#### DATA

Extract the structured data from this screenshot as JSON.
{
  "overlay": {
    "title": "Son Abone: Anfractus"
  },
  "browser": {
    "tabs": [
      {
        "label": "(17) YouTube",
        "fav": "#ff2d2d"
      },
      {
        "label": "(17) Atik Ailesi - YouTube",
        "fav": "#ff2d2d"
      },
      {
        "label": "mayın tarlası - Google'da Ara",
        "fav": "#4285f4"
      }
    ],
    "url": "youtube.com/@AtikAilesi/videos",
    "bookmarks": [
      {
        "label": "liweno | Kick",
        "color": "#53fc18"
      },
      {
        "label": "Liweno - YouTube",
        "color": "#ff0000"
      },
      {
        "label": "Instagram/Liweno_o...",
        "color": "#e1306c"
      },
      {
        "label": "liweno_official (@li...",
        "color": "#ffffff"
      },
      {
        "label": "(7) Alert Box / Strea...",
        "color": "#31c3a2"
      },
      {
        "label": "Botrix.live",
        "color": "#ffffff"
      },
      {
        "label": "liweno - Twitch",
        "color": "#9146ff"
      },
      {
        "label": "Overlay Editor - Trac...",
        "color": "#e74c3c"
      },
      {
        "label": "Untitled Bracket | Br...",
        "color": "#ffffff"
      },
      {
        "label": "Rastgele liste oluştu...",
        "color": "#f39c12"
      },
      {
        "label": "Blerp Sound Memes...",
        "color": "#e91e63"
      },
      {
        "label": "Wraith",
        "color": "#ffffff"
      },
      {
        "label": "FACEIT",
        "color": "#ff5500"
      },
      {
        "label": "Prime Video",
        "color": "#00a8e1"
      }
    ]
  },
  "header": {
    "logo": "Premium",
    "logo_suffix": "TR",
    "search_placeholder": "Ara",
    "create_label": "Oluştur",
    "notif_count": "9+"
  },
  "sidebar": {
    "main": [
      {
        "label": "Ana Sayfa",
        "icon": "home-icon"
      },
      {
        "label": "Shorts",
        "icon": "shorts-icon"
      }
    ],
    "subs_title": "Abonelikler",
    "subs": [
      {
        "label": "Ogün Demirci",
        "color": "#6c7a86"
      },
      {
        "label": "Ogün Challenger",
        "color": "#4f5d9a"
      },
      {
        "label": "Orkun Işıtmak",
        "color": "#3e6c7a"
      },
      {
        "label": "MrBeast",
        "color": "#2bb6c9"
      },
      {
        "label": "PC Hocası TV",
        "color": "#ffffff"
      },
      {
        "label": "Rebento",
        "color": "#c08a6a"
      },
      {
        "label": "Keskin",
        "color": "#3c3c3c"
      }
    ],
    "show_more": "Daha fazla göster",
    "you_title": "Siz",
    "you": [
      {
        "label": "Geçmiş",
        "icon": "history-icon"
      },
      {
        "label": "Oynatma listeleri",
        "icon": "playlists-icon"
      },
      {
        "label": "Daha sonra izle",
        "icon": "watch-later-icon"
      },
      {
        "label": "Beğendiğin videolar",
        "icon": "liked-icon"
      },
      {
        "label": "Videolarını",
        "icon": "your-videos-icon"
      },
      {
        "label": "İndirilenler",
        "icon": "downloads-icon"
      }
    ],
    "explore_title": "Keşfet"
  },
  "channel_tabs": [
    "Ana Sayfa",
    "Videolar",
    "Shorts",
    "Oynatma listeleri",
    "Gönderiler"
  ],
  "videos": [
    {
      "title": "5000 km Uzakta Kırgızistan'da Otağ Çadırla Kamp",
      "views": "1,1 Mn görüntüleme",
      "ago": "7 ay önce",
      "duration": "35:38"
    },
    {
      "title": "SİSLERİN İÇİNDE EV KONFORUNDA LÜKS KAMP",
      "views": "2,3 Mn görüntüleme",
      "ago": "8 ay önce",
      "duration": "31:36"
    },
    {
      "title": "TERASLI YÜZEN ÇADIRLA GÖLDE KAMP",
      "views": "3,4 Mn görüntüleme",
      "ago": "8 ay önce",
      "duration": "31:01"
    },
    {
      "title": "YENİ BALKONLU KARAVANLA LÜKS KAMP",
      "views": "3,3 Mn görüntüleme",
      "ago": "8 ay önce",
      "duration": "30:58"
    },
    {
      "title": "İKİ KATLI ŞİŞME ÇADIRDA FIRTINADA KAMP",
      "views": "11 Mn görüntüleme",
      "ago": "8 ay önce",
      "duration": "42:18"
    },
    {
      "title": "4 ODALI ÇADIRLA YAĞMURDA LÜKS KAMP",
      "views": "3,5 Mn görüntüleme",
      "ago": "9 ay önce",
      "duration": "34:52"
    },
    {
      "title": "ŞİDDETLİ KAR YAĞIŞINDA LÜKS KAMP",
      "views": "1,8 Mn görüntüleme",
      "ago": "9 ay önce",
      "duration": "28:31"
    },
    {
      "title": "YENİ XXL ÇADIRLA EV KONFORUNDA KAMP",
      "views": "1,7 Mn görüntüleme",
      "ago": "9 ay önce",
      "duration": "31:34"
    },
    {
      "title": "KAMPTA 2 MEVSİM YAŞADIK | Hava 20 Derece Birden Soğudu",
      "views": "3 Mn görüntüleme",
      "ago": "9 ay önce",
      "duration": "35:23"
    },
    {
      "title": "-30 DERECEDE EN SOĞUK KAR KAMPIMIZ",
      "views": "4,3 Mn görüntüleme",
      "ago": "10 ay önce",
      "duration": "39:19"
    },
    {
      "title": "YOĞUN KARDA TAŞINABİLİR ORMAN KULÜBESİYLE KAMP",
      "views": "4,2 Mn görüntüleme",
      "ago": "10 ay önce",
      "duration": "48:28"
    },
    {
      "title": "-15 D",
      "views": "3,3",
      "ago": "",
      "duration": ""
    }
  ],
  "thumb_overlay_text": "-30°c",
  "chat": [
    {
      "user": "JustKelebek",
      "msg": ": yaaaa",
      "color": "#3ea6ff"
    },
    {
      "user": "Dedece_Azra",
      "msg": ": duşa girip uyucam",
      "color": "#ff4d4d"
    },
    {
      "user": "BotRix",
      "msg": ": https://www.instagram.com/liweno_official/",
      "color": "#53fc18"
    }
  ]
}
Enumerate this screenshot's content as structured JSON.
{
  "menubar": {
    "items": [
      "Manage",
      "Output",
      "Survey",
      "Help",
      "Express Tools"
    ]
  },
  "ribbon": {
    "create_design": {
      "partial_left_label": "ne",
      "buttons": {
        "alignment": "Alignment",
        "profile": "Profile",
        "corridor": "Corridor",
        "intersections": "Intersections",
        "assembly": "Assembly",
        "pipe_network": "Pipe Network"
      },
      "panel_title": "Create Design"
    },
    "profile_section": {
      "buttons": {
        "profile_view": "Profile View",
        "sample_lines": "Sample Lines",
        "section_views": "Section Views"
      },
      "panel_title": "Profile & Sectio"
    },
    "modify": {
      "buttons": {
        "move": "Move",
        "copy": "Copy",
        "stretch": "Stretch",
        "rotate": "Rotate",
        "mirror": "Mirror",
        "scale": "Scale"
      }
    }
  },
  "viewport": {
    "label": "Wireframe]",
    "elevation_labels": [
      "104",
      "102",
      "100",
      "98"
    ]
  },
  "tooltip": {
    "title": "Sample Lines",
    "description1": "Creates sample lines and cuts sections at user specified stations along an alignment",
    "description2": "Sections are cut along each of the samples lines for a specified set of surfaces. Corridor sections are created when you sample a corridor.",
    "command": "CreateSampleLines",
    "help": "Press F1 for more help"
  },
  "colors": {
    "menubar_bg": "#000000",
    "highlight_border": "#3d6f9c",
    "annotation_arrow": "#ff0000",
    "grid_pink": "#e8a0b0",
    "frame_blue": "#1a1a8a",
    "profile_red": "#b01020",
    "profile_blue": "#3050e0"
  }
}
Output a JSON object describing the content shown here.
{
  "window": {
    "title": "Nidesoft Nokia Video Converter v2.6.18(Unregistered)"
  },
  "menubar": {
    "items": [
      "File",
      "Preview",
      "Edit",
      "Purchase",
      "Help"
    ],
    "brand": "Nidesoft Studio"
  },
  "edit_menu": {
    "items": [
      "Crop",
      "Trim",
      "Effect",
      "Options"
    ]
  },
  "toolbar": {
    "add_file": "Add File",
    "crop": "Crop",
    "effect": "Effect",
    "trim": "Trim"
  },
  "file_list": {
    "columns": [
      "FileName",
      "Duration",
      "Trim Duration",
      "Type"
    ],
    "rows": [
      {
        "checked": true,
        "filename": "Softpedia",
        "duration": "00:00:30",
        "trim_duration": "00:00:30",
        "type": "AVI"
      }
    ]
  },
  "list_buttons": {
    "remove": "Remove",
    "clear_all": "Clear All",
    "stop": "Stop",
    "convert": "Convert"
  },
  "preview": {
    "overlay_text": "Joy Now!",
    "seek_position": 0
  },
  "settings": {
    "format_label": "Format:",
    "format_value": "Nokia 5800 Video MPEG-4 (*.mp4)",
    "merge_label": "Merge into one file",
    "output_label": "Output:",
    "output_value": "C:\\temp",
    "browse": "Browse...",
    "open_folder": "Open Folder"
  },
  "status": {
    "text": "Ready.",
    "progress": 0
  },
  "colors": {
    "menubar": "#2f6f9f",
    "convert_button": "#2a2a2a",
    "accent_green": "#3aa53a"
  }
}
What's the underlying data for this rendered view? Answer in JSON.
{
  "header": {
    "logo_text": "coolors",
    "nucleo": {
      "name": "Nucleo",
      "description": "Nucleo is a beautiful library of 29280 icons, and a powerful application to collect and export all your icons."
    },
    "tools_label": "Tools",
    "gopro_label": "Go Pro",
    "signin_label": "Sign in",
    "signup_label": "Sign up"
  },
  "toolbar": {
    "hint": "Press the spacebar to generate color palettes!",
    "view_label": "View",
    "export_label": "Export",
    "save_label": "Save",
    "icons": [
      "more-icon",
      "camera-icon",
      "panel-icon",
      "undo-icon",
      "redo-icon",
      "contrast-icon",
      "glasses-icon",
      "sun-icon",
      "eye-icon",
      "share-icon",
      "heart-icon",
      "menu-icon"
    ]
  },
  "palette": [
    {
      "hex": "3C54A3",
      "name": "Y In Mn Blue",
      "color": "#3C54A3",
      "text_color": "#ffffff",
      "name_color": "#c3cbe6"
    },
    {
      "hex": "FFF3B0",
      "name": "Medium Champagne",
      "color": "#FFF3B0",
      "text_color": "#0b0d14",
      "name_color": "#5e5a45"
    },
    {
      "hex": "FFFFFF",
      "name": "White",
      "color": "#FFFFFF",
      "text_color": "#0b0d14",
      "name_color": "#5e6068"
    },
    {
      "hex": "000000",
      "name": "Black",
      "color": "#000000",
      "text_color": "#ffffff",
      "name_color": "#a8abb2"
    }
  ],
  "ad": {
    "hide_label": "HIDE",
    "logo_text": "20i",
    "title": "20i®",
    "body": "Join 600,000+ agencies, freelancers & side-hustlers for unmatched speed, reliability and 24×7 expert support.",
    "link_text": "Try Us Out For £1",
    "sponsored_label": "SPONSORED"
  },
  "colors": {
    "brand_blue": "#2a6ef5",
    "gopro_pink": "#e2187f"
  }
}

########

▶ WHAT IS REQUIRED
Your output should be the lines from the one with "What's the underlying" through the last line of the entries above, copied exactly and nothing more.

▶ COMPLETED EXERCISE
What's the underlying data for this rendered view? Answer in JSON.
{
  "header": {
    "logo_text": "coolors",
    "nucleo": {
      "name": "Nucleo",
      "description": "Nucleo is a beautiful library of 29280 icons, and a powerful application to collect and export all your icons."
    },
    "tools_label": "Tools",
    "gopro_label": "Go Pro",
    "signin_label": "Sign in",
    "signup_label": "Sign up"
  },
  "toolbar": {
    "hint": "Press the spacebar to generate color palettes!",
    "view_label": "View",
    "export_label": "Export",
    "save_label": "Save",
    "icons": [
      "more-icon",
      "camera-icon",
      "panel-icon",
      "undo-icon",
      "redo-icon",
      "contrast-icon",
      "glasses-icon",
      "sun-icon",
      "eye-icon",
      "share-icon",
      "heart-icon",
      "menu-icon"
    ]
  },
  "palette": [
    {
      "hex": "3C54A3",
      "name": "Y In Mn Blue",
      "color": "#3C54A3",
      "text_color": "#ffffff",
      "name_color": "#c3cbe6"
    },
    {
      "hex": "FFF3B0",
      "name": "Medium Champagne",
      "color": "#FFF3B0",
      "text_color": "#0b0d14",
      "name_color": "#5e5a45"
    },
    {
      "hex": "FFFFFF",
      "name": "White",
      "color": "#FFFFFF",
      "text_color": "#0b0d14",
      "name_color": "#5e6068"
    },
    {
      "hex": "000000",
      "name": "Black",
      "color": "#000000",
      "text_color": "#ffffff",
      "name_color": "#a8abb2"
    }
  ],
  "ad": {
    "hide_label": "HIDE",
    "logo_text": "20i",
    "title": "20i®",
    "body": "Join 600,000+ agencies, freelancers & side-hustlers for unmatched speed, reliability and 24×7 expert support.",
    "link_text": "Try Us Out For £1",
    "sponsored_label": "SPONSORED"
  },
  "colors": {
    "brand_blue": "#2a6ef5",
    "gopro_pink": "#e2187f"
  }
}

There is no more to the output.